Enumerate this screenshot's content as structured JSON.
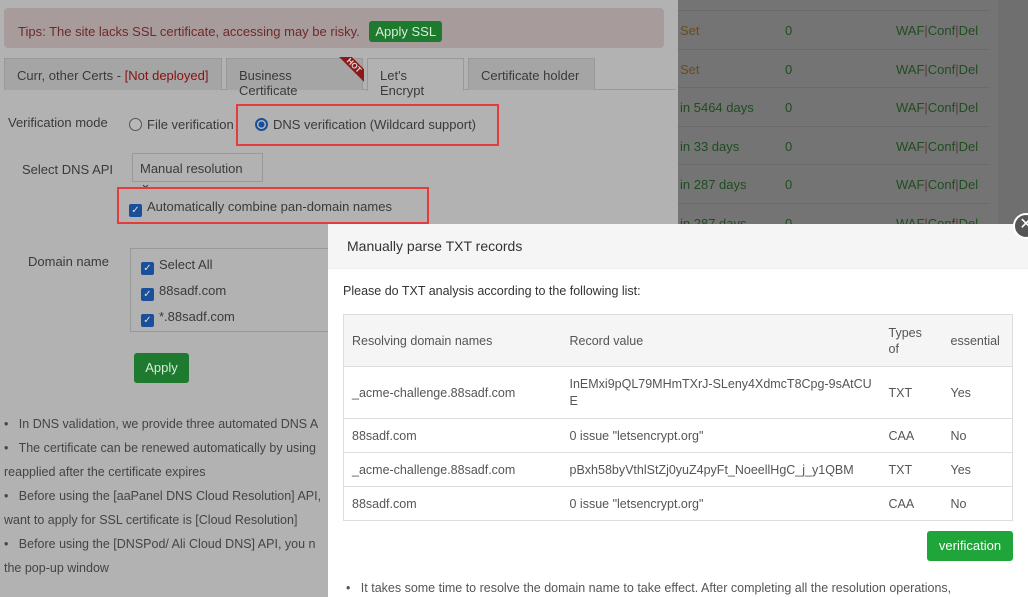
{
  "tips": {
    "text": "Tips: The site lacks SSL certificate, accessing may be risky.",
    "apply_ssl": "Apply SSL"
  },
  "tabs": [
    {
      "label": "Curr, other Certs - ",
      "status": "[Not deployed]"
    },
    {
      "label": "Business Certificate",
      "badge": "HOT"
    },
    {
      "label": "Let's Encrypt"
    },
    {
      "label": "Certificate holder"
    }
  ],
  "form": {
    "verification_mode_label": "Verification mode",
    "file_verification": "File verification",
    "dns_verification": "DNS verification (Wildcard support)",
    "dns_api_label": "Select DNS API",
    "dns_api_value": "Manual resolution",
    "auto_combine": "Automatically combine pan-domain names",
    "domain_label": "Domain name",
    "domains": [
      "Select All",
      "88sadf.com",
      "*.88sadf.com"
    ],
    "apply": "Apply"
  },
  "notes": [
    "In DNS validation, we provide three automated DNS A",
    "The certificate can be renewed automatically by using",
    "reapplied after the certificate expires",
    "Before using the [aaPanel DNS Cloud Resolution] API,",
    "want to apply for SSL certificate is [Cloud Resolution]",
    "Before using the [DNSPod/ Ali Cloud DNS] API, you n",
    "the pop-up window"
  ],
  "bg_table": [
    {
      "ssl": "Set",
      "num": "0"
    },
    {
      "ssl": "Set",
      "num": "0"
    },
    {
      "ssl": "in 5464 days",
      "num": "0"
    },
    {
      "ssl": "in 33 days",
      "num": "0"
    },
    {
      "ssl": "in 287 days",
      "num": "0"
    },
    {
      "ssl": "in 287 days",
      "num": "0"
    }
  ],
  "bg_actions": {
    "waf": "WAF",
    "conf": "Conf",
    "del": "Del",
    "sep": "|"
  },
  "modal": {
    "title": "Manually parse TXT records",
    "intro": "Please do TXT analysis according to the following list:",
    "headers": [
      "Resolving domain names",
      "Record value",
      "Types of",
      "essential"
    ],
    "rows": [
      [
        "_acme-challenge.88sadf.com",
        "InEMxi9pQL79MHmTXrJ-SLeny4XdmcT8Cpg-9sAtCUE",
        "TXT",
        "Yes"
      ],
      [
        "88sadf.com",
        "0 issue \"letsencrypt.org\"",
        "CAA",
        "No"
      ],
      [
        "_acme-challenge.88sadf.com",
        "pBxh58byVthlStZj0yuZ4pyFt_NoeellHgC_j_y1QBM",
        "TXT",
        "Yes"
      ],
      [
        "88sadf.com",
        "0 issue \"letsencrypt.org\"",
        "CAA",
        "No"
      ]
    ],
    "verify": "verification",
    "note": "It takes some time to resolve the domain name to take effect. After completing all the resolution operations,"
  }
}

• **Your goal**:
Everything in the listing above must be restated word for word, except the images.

• **Answer area**:
Enumerate this screenshot's content as structured JSON.
{
  "tips": {
    "text": "Tips: The site lacks SSL certificate, accessing may be risky.",
    "apply_ssl": "Apply SSL"
  },
  "tabs": [
    {
      "label": "Curr, other Certs - ",
      "status": "[Not deployed]"
    },
    {
      "label": "Business Certificate",
      "badge": "HOT"
    },
    {
      "label": "Let's Encrypt"
    },
    {
      "label": "Certificate holder"
    }
  ],
  "form": {
    "verification_mode_label": "Verification mode",
    "file_verification": "File verification",
    "dns_verification": "DNS verification (Wildcard support)",
    "dns_api_label": "Select DNS API",
    "dns_api_value": "Manual resolution",
    "auto_combine": "Automatically combine pan-domain names",
    "domain_label": "Domain name",
    "domains": [
      "Select All",
      "88sadf.com",
      "*.88sadf.com"
    ],
    "apply": "Apply"
  },
  "notes": [
    "In DNS validation, we provide three automated DNS A",
    "The certificate can be renewed automatically by using",
    "reapplied after the certificate expires",
    "Before using the [aaPanel DNS Cloud Resolution] API,",
    "want to apply for SSL certificate is [Cloud Resolution]",
    "Before using the [DNSPod/ Ali Cloud DNS] API, you n",
    "the pop-up window"
  ],
  "bg_table": [
    {
      "ssl": "Set",
      "num": "0"
    },
    {
      "ssl": "Set",
      "num": "0"
    },
    {
      "ssl": "in 5464 days",
      "num": "0"
    },
    {
      "ssl": "in 33 days",
      "num": "0"
    },
    {
      "ssl": "in 287 days",
      "num": "0"
    },
    {
      "ssl": "in 287 days",
      "num": "0"
    }
  ],
  "bg_actions": {
    "waf": "WAF",
    "conf": "Conf",
    "del": "Del",
    "sep": "|"
  },
  "modal": {
    "title": "Manually parse TXT records",
    "intro": "Please do TXT analysis according to the following list:",
    "headers": [
      "Resolving domain names",
      "Record value",
      "Types of",
      "essential"
    ],
    "rows": [
      [
        "_acme-challenge.88sadf.com",
        "InEMxi9pQL79MHmTXrJ-SLeny4XdmcT8Cpg-9sAtCUE",
        "TXT",
        "Yes"
      ],
      [
        "88sadf.com",
        "0 issue \"letsencrypt.org\"",
        "CAA",
        "No"
      ],
      [
        "_acme-challenge.88sadf.com",
        "pBxh58byVthlStZj0yuZ4pyFt_NoeellHgC_j_y1QBM",
        "TXT",
        "Yes"
      ],
      [
        "88sadf.com",
        "0 issue \"letsencrypt.org\"",
        "CAA",
        "No"
      ]
    ],
    "verify": "verification",
    "note": "It takes some time to resolve the domain name to take effect. After completing all the resolution operations,"
  }
}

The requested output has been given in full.